*** Provided data ***
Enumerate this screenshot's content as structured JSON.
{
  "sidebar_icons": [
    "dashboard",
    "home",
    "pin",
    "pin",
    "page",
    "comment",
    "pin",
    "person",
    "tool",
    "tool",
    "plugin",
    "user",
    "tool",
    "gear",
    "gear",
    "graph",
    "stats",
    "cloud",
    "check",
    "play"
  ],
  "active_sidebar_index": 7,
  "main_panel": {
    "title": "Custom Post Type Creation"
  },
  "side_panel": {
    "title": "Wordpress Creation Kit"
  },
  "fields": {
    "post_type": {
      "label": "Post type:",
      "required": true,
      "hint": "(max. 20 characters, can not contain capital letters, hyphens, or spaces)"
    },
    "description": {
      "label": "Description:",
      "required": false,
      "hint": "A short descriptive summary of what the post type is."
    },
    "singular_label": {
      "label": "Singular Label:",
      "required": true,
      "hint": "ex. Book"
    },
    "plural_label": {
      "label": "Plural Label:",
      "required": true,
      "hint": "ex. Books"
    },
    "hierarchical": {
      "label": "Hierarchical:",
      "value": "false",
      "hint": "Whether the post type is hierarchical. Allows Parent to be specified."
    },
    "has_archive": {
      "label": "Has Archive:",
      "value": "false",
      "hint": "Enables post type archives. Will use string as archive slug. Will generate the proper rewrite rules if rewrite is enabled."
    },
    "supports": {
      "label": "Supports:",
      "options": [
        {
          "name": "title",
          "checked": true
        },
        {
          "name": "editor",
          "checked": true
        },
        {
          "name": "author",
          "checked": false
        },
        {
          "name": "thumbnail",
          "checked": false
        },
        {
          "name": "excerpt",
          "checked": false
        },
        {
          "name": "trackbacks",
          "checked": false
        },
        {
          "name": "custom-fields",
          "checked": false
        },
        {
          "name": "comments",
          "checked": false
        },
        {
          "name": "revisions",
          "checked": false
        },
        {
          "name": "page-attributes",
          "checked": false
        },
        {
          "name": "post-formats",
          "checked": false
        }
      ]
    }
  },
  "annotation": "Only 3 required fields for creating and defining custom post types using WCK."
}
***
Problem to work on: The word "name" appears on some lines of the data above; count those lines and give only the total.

Written answer: 11